Element data from apps and pages:
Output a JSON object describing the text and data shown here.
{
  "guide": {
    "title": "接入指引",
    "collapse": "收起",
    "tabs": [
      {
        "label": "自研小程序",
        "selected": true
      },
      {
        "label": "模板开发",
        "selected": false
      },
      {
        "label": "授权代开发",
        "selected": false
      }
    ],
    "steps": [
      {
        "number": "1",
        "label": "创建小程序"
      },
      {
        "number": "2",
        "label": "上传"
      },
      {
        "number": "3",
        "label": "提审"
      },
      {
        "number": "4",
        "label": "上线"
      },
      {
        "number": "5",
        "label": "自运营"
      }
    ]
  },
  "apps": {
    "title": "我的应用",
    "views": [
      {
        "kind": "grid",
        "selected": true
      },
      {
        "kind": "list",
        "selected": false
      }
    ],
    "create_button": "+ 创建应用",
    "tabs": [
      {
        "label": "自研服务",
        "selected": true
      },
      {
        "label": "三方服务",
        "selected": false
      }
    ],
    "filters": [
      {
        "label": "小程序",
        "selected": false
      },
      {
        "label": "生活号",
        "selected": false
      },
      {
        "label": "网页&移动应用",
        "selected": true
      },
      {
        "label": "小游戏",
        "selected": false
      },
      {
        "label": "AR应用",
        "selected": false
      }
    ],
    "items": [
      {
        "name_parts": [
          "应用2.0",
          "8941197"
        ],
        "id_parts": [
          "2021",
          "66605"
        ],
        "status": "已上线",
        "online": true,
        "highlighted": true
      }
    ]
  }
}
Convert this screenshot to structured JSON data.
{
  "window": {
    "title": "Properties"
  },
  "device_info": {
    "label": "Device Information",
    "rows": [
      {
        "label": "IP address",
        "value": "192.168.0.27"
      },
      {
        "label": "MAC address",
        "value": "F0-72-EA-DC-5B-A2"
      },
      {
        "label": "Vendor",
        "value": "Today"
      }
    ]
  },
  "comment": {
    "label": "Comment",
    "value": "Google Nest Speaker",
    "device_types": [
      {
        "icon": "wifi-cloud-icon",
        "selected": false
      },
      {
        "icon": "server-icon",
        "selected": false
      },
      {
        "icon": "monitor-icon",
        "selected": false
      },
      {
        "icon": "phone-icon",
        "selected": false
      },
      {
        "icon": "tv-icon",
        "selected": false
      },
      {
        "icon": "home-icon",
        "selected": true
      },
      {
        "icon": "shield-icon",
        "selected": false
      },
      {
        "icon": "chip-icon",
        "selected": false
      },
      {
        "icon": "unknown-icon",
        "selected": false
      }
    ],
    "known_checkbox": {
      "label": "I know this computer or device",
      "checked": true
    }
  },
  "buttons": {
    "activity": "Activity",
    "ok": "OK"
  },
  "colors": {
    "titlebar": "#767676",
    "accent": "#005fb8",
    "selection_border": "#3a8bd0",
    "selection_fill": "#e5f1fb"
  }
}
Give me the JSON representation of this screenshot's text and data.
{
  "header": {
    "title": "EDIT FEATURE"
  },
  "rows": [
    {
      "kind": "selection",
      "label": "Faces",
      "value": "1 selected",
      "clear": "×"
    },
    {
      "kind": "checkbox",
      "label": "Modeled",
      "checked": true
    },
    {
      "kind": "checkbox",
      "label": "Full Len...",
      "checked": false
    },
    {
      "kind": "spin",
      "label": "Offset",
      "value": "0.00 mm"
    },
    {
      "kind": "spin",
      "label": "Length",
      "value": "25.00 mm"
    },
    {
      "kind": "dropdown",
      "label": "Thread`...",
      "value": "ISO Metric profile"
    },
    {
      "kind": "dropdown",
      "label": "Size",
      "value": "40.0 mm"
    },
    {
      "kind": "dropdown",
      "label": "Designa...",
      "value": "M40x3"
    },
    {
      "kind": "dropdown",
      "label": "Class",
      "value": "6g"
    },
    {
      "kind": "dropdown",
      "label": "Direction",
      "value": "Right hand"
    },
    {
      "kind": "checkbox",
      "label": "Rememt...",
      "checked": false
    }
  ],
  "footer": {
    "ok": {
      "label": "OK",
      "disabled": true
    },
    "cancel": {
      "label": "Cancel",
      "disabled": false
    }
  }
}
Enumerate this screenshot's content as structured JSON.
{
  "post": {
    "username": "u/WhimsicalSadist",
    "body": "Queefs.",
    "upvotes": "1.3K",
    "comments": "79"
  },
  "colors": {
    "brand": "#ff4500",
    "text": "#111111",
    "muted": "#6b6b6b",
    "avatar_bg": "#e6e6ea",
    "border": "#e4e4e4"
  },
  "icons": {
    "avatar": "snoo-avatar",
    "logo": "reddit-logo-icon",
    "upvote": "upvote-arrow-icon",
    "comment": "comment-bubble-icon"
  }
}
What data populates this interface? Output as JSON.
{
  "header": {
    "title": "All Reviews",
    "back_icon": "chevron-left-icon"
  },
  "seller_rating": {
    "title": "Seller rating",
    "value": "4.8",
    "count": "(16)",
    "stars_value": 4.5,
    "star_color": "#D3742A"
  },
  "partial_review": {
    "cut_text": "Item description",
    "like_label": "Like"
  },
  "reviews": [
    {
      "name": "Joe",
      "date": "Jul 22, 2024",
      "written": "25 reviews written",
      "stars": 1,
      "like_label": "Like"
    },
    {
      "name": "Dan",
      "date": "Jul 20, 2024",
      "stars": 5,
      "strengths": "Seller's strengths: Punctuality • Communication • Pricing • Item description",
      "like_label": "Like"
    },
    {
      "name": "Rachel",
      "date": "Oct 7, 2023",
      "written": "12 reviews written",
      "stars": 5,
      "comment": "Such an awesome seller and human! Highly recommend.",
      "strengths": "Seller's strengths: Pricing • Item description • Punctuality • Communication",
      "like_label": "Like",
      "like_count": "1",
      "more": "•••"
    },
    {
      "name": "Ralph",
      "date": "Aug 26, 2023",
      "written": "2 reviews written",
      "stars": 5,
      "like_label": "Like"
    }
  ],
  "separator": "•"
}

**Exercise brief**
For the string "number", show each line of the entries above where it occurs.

**Response box**
        "number": "1",
        "number": "2",
        "number": "3",
        "number": "4",
        "number": "5",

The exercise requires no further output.